[Items listed in a dataset]
....

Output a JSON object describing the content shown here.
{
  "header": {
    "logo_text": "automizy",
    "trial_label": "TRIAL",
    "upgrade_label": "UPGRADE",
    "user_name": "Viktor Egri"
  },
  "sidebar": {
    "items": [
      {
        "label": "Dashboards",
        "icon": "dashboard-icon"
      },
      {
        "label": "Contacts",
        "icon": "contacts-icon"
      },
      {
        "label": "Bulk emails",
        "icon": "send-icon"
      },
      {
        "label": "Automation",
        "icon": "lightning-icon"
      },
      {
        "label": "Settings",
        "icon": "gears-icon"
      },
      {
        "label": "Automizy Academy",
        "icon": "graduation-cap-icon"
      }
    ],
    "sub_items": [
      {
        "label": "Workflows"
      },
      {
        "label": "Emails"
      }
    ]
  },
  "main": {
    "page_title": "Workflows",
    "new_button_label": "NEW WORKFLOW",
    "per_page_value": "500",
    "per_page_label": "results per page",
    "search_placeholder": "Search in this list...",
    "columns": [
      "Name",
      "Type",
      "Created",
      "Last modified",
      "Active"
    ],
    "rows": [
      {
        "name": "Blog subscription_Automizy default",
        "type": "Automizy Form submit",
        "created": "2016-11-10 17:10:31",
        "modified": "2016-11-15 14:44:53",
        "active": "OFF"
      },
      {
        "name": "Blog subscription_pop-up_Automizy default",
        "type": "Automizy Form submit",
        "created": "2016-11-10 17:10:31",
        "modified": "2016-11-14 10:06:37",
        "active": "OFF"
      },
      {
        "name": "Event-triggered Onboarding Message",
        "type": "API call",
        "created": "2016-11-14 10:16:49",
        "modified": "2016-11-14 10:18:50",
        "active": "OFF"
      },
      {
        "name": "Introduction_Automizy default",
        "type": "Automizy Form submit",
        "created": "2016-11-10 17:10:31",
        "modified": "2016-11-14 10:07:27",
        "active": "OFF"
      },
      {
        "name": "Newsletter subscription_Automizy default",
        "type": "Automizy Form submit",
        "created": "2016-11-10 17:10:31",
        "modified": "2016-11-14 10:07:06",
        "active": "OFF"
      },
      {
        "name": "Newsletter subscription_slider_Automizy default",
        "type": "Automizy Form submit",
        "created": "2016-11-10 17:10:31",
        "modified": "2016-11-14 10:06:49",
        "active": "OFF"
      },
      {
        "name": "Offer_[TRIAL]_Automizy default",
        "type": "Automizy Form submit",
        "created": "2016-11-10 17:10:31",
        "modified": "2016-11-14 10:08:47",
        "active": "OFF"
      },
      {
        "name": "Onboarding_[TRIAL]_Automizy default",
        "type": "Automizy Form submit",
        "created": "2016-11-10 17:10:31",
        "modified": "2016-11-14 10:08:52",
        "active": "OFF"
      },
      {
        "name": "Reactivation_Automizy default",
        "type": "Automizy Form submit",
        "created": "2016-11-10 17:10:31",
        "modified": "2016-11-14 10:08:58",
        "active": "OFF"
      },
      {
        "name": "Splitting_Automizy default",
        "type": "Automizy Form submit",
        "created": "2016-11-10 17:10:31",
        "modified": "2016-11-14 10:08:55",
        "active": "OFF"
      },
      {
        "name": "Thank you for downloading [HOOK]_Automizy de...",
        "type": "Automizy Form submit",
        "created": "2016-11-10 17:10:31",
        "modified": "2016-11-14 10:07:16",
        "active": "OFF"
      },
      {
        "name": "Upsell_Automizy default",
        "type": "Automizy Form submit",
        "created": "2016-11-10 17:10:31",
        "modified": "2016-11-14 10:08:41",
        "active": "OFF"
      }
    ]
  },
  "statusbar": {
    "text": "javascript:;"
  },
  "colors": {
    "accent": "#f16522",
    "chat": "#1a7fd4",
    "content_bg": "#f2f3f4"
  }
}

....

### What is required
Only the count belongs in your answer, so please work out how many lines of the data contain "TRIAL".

### Finished exercise
3